• [Data extracts]
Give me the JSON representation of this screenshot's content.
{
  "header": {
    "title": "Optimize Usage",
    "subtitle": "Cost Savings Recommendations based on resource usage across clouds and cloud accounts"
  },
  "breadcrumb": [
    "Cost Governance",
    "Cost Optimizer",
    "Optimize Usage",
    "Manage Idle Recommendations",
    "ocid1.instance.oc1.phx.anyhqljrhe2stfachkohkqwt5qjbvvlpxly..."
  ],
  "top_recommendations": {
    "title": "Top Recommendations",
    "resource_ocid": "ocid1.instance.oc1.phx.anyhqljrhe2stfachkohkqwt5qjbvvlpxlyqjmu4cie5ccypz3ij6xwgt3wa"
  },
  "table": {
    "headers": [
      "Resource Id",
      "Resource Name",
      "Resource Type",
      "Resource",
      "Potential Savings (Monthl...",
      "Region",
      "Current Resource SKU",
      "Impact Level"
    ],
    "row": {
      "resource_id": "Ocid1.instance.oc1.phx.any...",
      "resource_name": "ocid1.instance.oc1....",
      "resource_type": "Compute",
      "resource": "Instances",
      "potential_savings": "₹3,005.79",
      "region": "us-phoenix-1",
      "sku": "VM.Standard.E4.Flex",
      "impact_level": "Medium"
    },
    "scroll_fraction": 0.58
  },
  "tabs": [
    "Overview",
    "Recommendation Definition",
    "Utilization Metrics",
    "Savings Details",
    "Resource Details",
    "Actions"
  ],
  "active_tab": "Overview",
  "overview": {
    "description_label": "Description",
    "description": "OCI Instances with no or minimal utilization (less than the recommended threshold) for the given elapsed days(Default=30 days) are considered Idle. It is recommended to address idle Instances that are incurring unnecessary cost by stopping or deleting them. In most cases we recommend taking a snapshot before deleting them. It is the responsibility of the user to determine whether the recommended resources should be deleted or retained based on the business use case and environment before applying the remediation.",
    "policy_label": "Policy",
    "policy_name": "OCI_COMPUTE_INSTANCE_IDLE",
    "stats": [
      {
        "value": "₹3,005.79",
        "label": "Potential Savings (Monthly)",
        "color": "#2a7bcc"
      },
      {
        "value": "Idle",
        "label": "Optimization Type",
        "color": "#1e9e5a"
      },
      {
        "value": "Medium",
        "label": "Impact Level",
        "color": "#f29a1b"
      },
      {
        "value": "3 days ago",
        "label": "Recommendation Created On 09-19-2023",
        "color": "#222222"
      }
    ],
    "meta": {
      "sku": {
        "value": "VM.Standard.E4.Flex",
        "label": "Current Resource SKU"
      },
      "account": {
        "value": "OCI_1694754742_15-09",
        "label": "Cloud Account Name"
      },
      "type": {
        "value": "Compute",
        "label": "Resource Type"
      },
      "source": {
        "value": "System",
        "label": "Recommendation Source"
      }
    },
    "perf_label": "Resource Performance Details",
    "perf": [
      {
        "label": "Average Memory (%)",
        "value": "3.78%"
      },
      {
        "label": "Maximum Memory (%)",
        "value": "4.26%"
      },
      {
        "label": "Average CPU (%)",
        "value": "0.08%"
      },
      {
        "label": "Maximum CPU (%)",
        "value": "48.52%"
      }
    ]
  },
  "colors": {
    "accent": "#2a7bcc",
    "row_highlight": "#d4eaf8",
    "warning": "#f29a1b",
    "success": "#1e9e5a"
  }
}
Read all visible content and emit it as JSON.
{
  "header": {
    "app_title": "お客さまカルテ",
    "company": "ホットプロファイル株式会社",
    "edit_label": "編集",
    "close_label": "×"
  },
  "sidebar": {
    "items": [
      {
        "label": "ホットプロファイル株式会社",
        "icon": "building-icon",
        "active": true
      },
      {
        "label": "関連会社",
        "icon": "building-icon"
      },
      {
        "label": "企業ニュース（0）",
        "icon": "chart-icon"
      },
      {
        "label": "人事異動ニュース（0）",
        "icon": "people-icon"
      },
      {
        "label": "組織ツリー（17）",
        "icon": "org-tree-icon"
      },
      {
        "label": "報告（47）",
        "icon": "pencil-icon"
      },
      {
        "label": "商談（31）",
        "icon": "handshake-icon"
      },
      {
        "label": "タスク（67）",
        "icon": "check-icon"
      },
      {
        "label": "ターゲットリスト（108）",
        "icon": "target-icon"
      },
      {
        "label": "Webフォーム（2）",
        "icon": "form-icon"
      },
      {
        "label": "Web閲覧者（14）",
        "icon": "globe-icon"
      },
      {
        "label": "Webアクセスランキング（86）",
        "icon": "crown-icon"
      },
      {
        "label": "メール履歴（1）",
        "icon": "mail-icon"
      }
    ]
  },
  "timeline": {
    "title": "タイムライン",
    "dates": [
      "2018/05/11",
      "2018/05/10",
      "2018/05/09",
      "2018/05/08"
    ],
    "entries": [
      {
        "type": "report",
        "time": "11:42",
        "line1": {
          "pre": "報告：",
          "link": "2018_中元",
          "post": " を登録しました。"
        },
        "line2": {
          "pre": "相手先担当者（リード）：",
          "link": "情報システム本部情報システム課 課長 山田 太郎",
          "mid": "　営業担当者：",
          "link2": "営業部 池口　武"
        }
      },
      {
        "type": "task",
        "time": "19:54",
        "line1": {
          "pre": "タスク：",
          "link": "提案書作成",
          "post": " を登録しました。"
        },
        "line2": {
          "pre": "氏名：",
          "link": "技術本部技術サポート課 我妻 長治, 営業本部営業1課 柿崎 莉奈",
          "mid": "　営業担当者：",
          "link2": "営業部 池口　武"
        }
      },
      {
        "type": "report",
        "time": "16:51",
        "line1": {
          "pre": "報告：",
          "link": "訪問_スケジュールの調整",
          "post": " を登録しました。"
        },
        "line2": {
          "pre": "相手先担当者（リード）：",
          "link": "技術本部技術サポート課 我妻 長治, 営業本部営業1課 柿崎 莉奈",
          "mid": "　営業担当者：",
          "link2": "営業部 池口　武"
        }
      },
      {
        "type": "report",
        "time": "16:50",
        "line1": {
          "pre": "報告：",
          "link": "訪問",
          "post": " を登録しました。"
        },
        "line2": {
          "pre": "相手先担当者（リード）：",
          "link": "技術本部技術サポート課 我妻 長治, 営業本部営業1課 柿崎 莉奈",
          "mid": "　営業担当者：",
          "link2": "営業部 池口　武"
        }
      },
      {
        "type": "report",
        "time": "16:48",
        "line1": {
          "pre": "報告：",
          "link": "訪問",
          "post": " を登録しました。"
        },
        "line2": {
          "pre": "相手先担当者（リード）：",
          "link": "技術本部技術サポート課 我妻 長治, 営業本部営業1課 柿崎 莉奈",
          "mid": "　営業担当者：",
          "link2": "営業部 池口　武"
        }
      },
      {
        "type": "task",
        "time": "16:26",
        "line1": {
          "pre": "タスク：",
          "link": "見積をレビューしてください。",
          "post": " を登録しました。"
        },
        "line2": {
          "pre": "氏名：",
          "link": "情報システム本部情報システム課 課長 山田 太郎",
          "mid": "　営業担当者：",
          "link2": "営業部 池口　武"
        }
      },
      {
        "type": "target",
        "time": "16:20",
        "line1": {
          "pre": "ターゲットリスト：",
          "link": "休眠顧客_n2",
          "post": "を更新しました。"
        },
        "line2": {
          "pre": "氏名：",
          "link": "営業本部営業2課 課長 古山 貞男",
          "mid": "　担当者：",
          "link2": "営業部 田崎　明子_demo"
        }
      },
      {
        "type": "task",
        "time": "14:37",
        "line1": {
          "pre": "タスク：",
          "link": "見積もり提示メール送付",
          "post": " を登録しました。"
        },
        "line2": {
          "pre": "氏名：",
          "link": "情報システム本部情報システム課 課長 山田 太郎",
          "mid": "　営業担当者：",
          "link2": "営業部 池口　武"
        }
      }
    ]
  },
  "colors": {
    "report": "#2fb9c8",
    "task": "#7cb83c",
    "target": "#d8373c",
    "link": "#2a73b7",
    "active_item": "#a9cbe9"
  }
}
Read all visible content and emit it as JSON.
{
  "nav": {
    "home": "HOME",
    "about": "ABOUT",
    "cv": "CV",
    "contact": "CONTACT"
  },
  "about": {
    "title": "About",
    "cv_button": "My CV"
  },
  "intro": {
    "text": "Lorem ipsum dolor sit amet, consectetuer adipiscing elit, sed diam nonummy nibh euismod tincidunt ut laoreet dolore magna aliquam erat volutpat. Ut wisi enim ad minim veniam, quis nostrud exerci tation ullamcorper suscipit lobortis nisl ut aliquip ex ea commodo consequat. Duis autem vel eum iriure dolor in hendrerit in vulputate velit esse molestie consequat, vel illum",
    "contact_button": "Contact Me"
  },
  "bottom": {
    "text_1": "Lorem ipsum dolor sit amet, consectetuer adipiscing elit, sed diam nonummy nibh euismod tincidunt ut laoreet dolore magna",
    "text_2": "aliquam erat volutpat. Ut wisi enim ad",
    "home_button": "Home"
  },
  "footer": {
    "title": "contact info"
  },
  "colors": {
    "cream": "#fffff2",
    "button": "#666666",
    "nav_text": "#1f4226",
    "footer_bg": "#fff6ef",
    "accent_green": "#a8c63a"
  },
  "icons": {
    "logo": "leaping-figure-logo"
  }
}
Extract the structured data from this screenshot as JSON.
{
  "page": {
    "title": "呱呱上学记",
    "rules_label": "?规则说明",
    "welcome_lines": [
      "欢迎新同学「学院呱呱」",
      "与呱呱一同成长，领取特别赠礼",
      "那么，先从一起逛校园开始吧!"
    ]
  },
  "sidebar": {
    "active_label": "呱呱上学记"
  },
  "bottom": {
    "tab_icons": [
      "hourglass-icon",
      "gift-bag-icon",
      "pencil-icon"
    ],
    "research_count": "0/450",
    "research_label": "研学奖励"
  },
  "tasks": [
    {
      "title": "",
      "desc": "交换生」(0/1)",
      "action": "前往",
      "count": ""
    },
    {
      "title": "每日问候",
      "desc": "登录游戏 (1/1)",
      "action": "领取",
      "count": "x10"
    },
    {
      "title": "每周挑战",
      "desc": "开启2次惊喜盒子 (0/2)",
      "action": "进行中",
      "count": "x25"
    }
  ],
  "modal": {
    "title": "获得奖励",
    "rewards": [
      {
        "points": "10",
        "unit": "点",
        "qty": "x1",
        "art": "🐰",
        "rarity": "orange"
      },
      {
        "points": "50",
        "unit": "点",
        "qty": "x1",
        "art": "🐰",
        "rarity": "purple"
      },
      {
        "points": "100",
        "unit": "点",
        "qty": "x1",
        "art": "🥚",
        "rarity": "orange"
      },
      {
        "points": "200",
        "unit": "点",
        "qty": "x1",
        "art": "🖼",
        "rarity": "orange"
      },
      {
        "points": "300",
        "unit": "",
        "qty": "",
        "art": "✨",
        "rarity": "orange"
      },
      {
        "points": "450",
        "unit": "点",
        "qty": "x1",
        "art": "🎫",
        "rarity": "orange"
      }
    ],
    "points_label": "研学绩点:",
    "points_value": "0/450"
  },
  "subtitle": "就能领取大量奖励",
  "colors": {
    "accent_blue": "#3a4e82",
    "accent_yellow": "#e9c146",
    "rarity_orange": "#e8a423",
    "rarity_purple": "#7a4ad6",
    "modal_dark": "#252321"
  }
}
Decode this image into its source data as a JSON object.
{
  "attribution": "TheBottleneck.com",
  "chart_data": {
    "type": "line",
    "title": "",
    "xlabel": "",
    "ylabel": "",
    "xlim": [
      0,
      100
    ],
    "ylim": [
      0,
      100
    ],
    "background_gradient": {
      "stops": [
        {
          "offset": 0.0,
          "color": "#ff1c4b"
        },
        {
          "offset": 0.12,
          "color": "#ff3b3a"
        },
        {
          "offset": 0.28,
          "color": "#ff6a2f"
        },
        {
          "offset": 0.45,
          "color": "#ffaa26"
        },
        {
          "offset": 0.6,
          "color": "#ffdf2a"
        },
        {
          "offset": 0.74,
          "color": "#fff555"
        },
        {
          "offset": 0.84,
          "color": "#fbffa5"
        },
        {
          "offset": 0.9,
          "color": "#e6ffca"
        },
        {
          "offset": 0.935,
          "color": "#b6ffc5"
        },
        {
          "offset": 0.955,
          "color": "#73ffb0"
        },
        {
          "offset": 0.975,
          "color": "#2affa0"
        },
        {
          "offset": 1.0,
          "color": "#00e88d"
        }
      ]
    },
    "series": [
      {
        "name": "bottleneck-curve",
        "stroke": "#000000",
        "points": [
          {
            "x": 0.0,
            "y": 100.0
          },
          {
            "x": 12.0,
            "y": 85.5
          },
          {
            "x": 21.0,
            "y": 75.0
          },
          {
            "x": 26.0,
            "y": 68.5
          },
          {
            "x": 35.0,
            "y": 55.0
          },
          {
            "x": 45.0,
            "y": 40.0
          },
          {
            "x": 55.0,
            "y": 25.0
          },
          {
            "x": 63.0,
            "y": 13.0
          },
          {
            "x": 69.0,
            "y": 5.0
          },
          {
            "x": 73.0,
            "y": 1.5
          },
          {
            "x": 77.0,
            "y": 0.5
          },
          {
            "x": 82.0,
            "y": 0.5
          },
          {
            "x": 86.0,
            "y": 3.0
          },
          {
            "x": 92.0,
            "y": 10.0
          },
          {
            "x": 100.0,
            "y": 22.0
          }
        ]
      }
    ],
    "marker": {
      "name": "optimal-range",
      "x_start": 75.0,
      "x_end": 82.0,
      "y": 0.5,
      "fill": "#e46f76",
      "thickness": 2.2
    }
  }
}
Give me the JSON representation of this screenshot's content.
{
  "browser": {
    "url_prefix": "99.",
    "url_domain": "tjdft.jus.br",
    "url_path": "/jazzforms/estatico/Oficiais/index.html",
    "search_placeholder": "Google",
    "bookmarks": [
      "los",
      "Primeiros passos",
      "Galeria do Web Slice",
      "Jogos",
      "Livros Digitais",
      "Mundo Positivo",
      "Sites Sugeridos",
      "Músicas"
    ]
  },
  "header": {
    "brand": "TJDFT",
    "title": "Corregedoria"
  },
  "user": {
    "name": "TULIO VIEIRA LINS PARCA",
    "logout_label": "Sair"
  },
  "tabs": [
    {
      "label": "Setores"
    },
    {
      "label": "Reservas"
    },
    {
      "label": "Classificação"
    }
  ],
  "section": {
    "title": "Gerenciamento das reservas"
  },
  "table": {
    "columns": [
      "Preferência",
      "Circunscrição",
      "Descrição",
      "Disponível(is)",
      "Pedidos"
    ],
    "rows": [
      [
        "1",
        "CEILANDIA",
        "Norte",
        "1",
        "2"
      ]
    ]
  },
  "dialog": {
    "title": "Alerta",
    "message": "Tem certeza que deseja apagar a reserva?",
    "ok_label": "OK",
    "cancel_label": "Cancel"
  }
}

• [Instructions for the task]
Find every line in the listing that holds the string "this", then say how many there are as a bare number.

• [Exercise response]
4